- At 440 miles across, Typhoon Muifa is a true monster of the seas. It's being blamed for eight deaths in the Philippines and now is set to pound China with dumptruck loads of rain. (NASA image taken Aug. 4, 2011)
A huge storm, the second super typhoon of 2011, is on a crash course for eastern China, with landfall predicted on Saturday. It's already killed 8 people in the Philippines and promises to sow more rain-soaked doom over Shanghai and possibly Beijing, according to this storm track from the Joint Typhoon Warning Center.
It's name? Muifa, or "plum blossom" in Cantonese.
What a sweet name for a killer storm. Typhoon Muifa originated as a depression late in July in the west Pacific Ocean and quickly pumped itself up into a true monster whirling winds up to 160 m.p.h., becoming Super Typhoon Muifa on July 28. The storm then weakened somewhat but has been potent enough to cancel flights in southern Japan, drive 36-foot-tall waves in the surrounding seas and force the partial closure of one of China's busiest maritime commercial centers, Ningbo Port. More than 200,000 people have been evacuated from the Chinese coast and hundreds of flights are scratched, reported the Agence France-Presse:
A weather official in Shanghai told local media the city had "basically ruled out" a direct hit, yet warned it might be close.
The typhoon would be the worst to affect China's commercial centre since 2005, when Typhoon Matsa killed seven people.
Not content with the "plum blossom" moniker, Chinese bloggers have redubbed Muifa "Mei Chaofeng," a much more satisfying phrase that means "Iron Corpse." (The title apparently refers to a character from the kungfu novel, The Legend of the Condor Heroes.
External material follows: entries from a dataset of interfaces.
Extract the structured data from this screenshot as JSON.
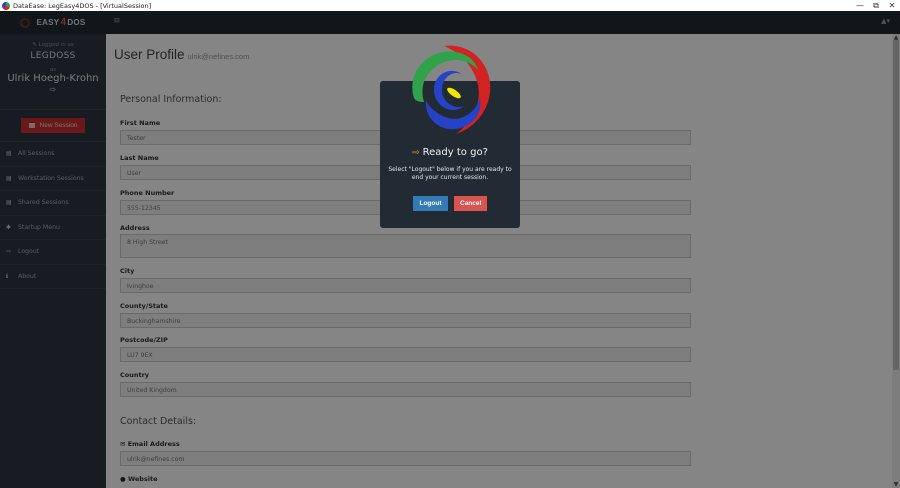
{
  "window": {
    "title": "DataEase: LegEasy4DOS - [VirtualSession]",
    "controls": [
      "—",
      "⧉",
      "✕"
    ]
  },
  "navbar": {
    "brand_left": "EASY",
    "brand_num": "4",
    "brand_right": "DOS",
    "hamburger": "≡",
    "user_menu": "▲▾"
  },
  "sidebar": {
    "logged_in_label": "✎ Logged in as",
    "company": "LEGDOSS",
    "as_label": "as",
    "username": "Ulrik Hoegh-Krohn",
    "logout_glyph": "⇨",
    "new_session_label": "New Session",
    "items": [
      {
        "icon": "▤",
        "label": "All Sessions"
      },
      {
        "icon": "▤",
        "label": "Workstation Sessions"
      },
      {
        "icon": "▤",
        "label": "Shared Sessions"
      },
      {
        "icon": "✱",
        "label": "Startup Menu"
      },
      {
        "icon": "⇨",
        "label": "Logout"
      },
      {
        "icon": "ℹ",
        "label": "About"
      }
    ]
  },
  "main": {
    "title": "User Profile",
    "subtitle": "ulrik@nefines.com",
    "personal_header": "Personal Information:",
    "contact_header": "Contact Details:",
    "fields": {
      "first_name": {
        "label": "First Name",
        "value": "Tester"
      },
      "last_name": {
        "label": "Last Name",
        "value": "User"
      },
      "phone": {
        "label": "Phone Number",
        "value": "555-12345"
      },
      "address": {
        "label": "Address",
        "value": "8 High Street"
      },
      "city": {
        "label": "City",
        "value": "Ivinghoe"
      },
      "county": {
        "label": "County/State",
        "value": "Buckinghamshire"
      },
      "postcode": {
        "label": "Postcode/ZIP",
        "value": "LU7 9EX"
      },
      "country": {
        "label": "Country",
        "value": "United Kingdom"
      },
      "email": {
        "label": "Email Address",
        "value": "ulrik@nefines.com"
      },
      "website": {
        "label": "Website"
      }
    },
    "email_icon": "✉",
    "website_icon": "●"
  },
  "modal": {
    "title": "Ready to go?",
    "title_icon": "⇨",
    "body": "Select \"Logout\" below if you are ready to end your current session.",
    "logout_label": "Logout",
    "cancel_label": "Cancel"
  },
  "colors": {
    "navbar": "#222b33",
    "sidebar": "#2b3640",
    "new_session": "#c9302c",
    "logout_btn": "#337ab7",
    "cancel_btn": "#d9534f",
    "logo_green": "#2fa24a",
    "logo_red": "#d22222",
    "logo_blue": "#2643c8",
    "logo_yellow": "#f2e600"
  }
}
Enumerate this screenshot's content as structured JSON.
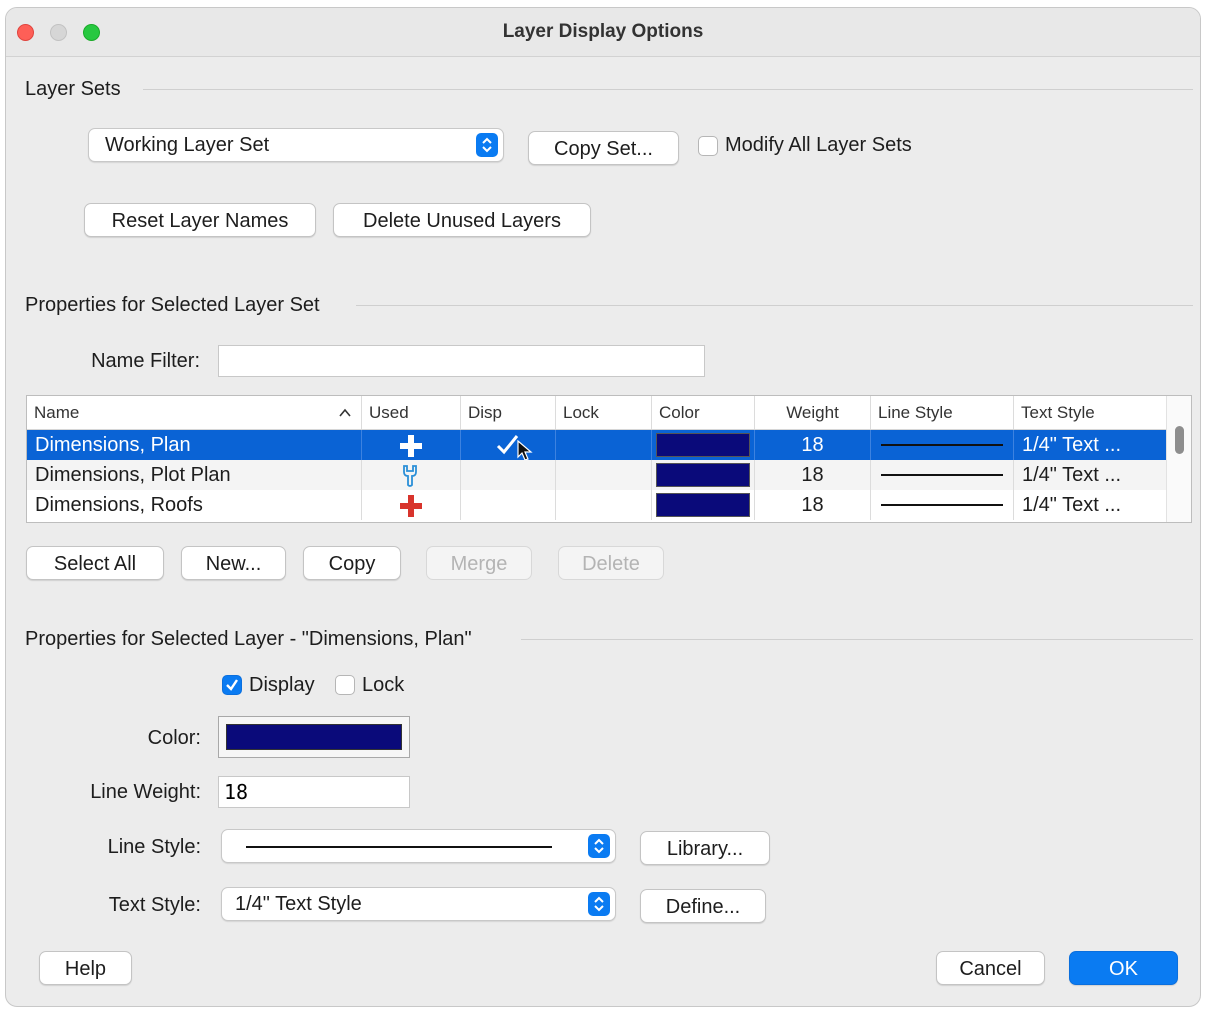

Mei Chaofeng has mastered the "White Boa Whip Skill"!) Here's what the megastorm looks like through the eyes of a Japanese weather satellite:
And this view of Typhoon Muifa was taken today by NASA's Aqua satellite. Miss out on the first super typhoon of 2011, Songda? Then swerve over here for this photo gallery of space images.